- Long-Term Liabilities: It refers to long-term financial obligations of your restaurant, such as deferred tax payments, capital leases, etc.
Equities (Shareholders/ Stockholders Equity)
According to the formula/equation above, equity is what’s left to you after subtracting liabilities from assets. Known as retained earnings, it’s the amount you take home.
Here is a screenshot from our restaurant balance sheet template that displays liabilities and equity section:
Now, let’s begin with the process of creating a restaurant balance sheet:
Select a Balance Sheet Date: Decide whether you want to report monthly, quarterly, or yearly. Once you've decided this, pick a date to create and report your restaurant's balance sheet.

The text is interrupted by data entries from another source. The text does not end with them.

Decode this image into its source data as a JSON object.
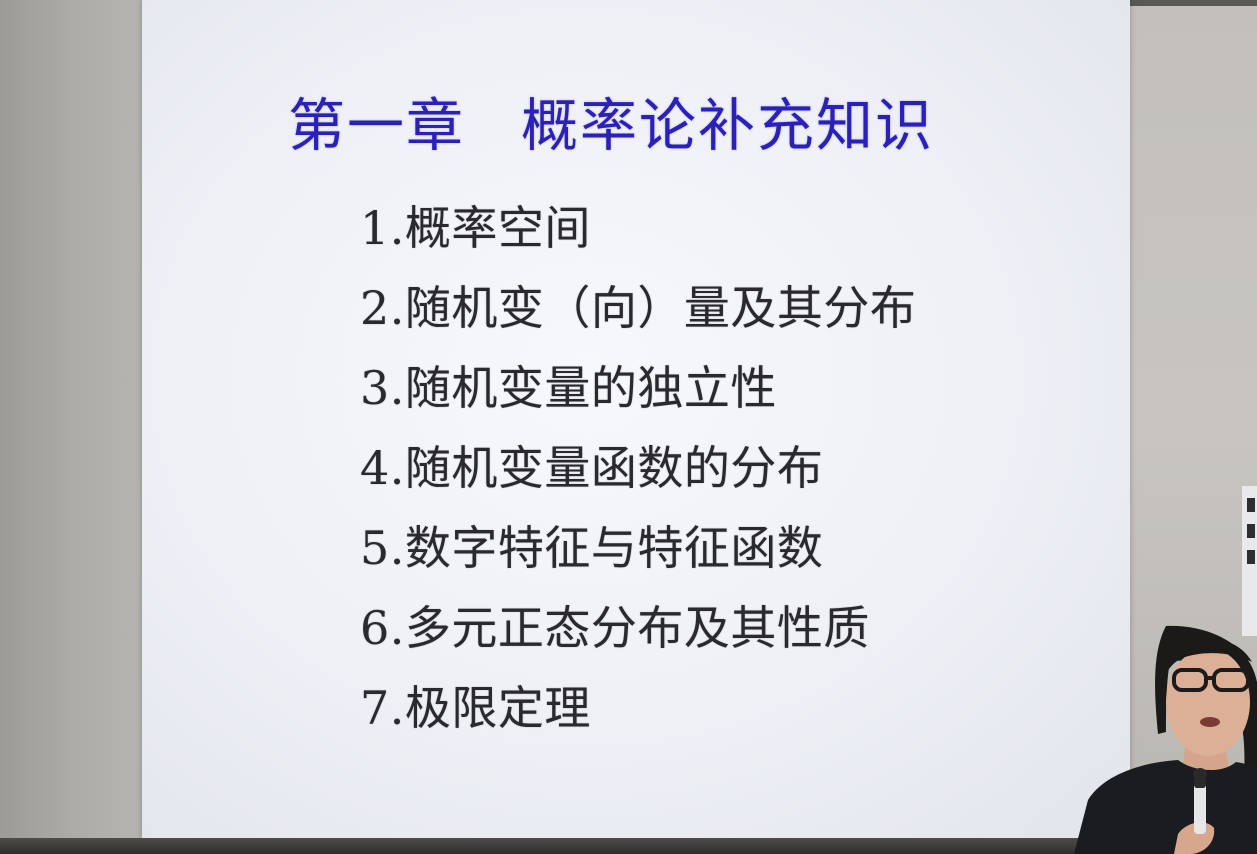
{
  "slide": {
    "title_part1": "第一章",
    "title_part2": "概率论补充知识",
    "items": [
      "1.概率空间",
      "2.随机变（向）量及其分布",
      "3.随机变量的独立性",
      "4.随机变量函数的分布",
      "5.数字特征与特征函数",
      "6.多元正态分布及其性质",
      "7.极限定理"
    ]
  },
  "colors": {
    "title": "#2b21b8",
    "body_text": "#2a2a2e",
    "screen": "#eef0f6",
    "wall": "#b3b1ad"
  }
}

Add your Assets: Now, create a list of all the current assets (as per liquidity) and then the fixed assets. Add them and mention the ultimate value in the total assets section.
Add your Liabilities: Start listing the current and non-current liabilities. Add the sections' values individually and sum up their sub-total.

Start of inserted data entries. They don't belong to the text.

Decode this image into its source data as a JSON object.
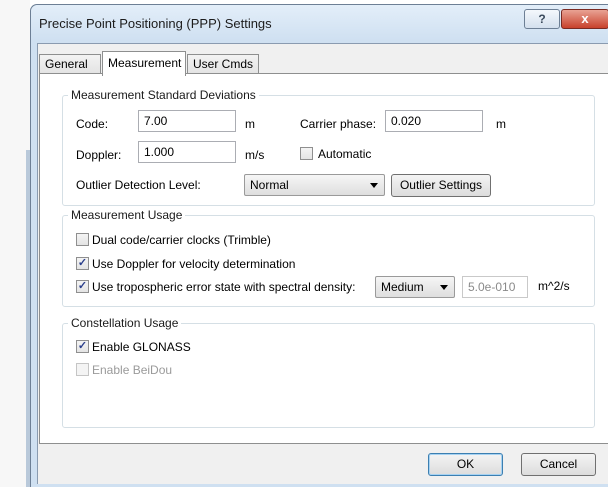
{
  "window": {
    "title": "Precise Point Positioning (PPP) Settings",
    "help_glyph": "?",
    "close_glyph": "x"
  },
  "tabs": [
    {
      "label": "General",
      "active": false
    },
    {
      "label": "Measurement",
      "active": true
    },
    {
      "label": "User Cmds",
      "active": false
    }
  ],
  "std_dev": {
    "group_label": "Measurement Standard Deviations",
    "code_label": "Code:",
    "code_value": "7.00",
    "code_unit": "m",
    "carrier_label": "Carrier phase:",
    "carrier_value": "0.020",
    "carrier_unit": "m",
    "doppler_label": "Doppler:",
    "doppler_value": "1.000",
    "doppler_unit": "m/s",
    "automatic_label": "Automatic",
    "automatic_checked": false,
    "outlier_label": "Outlier Detection Level:",
    "outlier_value": "Normal",
    "outlier_settings_button": "Outlier Settings"
  },
  "usage": {
    "group_label": "Measurement Usage",
    "items": [
      {
        "label": "Dual code/carrier clocks (Trimble)",
        "checked": false
      },
      {
        "label": "Use Doppler for velocity determination",
        "checked": true
      },
      {
        "label": "Use tropospheric error state with spectral density:",
        "checked": true
      }
    ],
    "tropo_level": "Medium",
    "tropo_value": "5.0e-010",
    "tropo_unit": "m^2/s"
  },
  "constellation": {
    "group_label": "Constellation Usage",
    "glonass_label": "Enable GLONASS",
    "glonass_checked": true,
    "beidou_label": "Enable BeiDou",
    "beidou_checked": false
  },
  "footer": {
    "ok_label": "OK",
    "cancel_label": "Cancel"
  },
  "check_glyph": "✓"
}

Calculate the Equity and Verify the Balance Sheet: Find out the shareholders' equity along with its working capital and retained earnings. Once done, verify whether the sum of liabilities and equities equals assets. If it does, you have estimated the values correctly.
How do you Read a Restaurant Balance Sheet?

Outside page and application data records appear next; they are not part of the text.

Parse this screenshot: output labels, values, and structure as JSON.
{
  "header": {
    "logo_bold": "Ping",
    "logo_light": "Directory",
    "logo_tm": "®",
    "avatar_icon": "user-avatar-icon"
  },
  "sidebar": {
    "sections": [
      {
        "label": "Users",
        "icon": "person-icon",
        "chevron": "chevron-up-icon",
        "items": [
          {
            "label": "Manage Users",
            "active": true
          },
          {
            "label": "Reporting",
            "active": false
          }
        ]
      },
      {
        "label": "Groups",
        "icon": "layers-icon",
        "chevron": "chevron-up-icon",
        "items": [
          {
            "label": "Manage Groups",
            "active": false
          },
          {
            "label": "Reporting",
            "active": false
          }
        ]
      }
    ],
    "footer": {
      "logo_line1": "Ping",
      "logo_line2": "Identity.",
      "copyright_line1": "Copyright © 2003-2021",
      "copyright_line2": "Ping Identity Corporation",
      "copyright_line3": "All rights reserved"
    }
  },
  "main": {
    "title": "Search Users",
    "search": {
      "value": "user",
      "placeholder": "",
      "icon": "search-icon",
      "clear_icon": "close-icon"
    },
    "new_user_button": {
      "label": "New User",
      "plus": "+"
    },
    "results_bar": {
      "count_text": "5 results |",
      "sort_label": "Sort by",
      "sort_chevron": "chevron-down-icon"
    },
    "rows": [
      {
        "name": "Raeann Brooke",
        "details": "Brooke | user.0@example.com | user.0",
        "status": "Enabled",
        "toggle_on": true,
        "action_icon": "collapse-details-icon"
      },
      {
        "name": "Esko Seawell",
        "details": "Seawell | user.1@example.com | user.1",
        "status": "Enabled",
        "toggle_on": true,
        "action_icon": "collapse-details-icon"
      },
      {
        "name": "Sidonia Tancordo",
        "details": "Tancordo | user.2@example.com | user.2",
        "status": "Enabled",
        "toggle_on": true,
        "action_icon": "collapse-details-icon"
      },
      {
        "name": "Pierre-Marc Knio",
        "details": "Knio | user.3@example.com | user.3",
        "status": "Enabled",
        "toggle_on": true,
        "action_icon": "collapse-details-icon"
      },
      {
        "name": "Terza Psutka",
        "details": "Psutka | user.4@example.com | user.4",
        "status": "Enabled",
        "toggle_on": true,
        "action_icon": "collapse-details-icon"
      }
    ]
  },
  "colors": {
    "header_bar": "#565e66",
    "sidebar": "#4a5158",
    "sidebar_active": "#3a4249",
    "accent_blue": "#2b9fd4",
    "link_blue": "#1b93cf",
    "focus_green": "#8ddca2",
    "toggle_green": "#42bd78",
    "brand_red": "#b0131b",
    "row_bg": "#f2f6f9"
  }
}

Well, reading a balance sheet is very easy if you know the basics. By now, we hope you’re familiar with what assets, liabilities, and equity are.
Let’s check out the following restaurant balance sheet example to understand better:
As you see from the restaurant balance sheet example above, it's arranged in two sections. Assets are on the left, and the right side lists the restaurant's liabilities and equity. In the last row, you see that the value of total assets equals the combined value of liabilities and equity. It means all values put into the sheet are accurate.
A clean and accurate restaurant balance sheet provides a complete picture of debt and helps create strategies to increase your profitability. Based on this statement, you can create financial projections for your business, pitch to investors, and even apply for a loan.
Use a Restaurant Balance Sheet Template to Make Things Easier
Luckily, there are balance sheet templates for restaurants that make it easier to create these statements, even if you know nothing about accounting. These templates consist of dedicated sections assets, liabilities, and equity. We have two templates available:
1) Restaurant Balance Sheet Spreadsheet Template - use this if you are an existing restaurant and you have been asked to provide a current balance sheet
2) Restaurant Sales Forecast & Projection Template - use this if you need to create up to 5 years of financial projections including a balance sheet, cash flow statement, and profit and loss.
Simply purchase, download, fill out, and you’re done. The best part is that you can use this for any type of restaurant facilities, such as coffee shops, bars, and alike.
To sum up, you see how important and easy it is to create balance sheets for your restaurant. Like every other business, the long-term success of your restaurant depends on data-driven decisions. Using restaurant balance sheets with profit & loss statements helps you understand your business's current financial health and discover opportunities to grow revenue.
Top Right image: Pexels